CCNY and CUNY stand resolutely in opposition to the repeal of DACA, and to any measure, taken by government or individuals to curtail the liberty, dim the prospects, or undermine the integrity of the new Americans that work, learn and live among us. Our college is utterly unconcerned about where you came from or how you got here. We care about the future of our society, as embodied in the dreams and potentials of every student on our campus. We are not neutral on this question, and so I do not write in the spirit of neutrality. On this issue, our campus is a partisan campus. Period.
The question we now face is what are we willing to do in the face of this terrible decision? The DACA repeal came with a caveat: that the legislature has 6 months to work out a humane and forward-looking alternative to DACA. (Never mind that DACA was a safety net to protect people precisely because congress repeatedly failed in that task.) So, how will we spend the next 6 months?
We have three avenues for action, and at CCNY, I suggest we advance down each of them.
First, we speak out in protest. We have marched on this campus and spoken our good intentions into microphones, and will do so again. But we need now to join our voices to those of people around the country, in our writing, with spoken words, and in the assemblies we choose to join. We need to keep one another abreast of protest actions in support of Dreamers, and be willing, as CCNY bodies, to join those assemblies.
Second, we must apply pressure. As individuals and as a campus, we must exert as much pressure on our elected officials as we possibly can. In the very recent past, we have seen how massive public resistance and pressure on government turned the tide against the Affordable Care Act repeal by making the electoral stakes of the decision crystal clear. Five years of DACA has strengthened the interests in our society for finding a way to provide security to our Dreamers—because even immigration skeptics have grown accustomed to the benefits that followed from bringing Dreamers into the light of legal standing.
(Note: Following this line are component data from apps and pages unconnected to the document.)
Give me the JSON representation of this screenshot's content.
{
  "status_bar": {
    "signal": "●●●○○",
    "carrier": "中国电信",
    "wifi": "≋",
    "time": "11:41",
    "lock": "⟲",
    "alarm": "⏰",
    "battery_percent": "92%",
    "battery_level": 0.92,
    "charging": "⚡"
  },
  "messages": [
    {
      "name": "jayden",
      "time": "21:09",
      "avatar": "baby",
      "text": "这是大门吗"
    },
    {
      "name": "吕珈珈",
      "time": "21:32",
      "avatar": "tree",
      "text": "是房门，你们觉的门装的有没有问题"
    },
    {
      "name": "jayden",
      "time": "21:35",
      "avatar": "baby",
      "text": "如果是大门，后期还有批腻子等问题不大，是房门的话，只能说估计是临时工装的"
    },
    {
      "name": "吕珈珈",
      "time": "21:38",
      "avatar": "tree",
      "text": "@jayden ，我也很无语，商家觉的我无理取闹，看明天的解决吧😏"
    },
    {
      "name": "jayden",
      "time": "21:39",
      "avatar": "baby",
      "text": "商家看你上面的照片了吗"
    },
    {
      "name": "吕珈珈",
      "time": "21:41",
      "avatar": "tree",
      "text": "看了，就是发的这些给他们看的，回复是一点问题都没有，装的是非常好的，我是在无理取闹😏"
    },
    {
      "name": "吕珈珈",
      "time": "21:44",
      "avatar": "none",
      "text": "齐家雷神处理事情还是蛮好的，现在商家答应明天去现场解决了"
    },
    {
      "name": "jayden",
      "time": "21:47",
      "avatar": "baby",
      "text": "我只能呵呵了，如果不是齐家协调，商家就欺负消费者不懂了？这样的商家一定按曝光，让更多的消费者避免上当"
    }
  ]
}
Those interests, and the costs of violating them, need to be made explicit, to encourage those who carry our fight forward, to give pause to those who stand in opposition to Dreamer security, and to convince those who may waver on the issue.
Third, we must safeguard our Dreamers. On this campus and in our city, we must offer protection, encouragement and support. We must all learn the rules of engagement with immigration officials, the first and most important of which is this: if at any time an immigration officials enters our buildings, calls one of our phone lines —inquires in any way after any of our students- every single one of us must respond only by referring the inquiry to Executive Counsel to the President, Paul Occhiogrosso (email@example.com; 212-650-8276). And, when a Dreamer needs help, we must be prepared to offer it, via the City College Immigration Center, in our capacities as CCNY employees or students, and as a personal commitment. We must think carefully and plan well what we shall do when the security of any member of our community is threatened by the repeal of DACA.
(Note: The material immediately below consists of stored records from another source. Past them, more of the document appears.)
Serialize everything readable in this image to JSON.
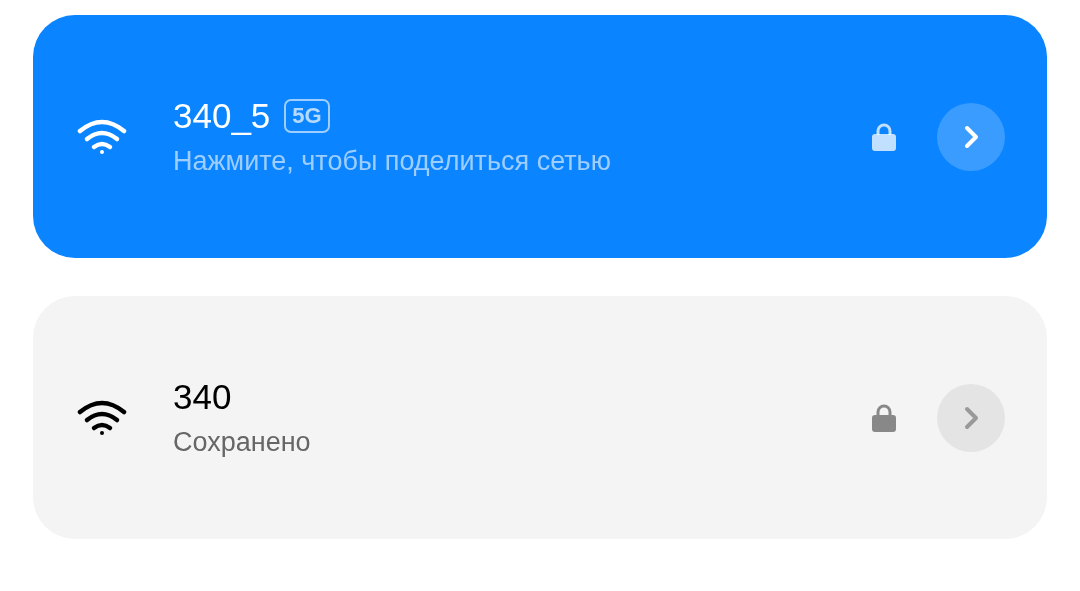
{
  "networks": [
    {
      "name": "340_5",
      "badge": "5G",
      "status": "Нажмите, чтобы поделиться сетью",
      "selected": true,
      "locked": true
    },
    {
      "name": "340",
      "status": "Сохранено",
      "selected": false,
      "locked": true
    }
  ]
}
So now it is time to plan. In the days and weeks ahead, I will convene a series of meetings, some small, some large and public, to plan the concrete ways in which we can advance this agenda. I ask each of you to think hard and pay attention. I firmly believe that in the years ahead, we will each be asked what we did when our neighbors came under this heart wrenching threat. Let's make sure we can answer with pride.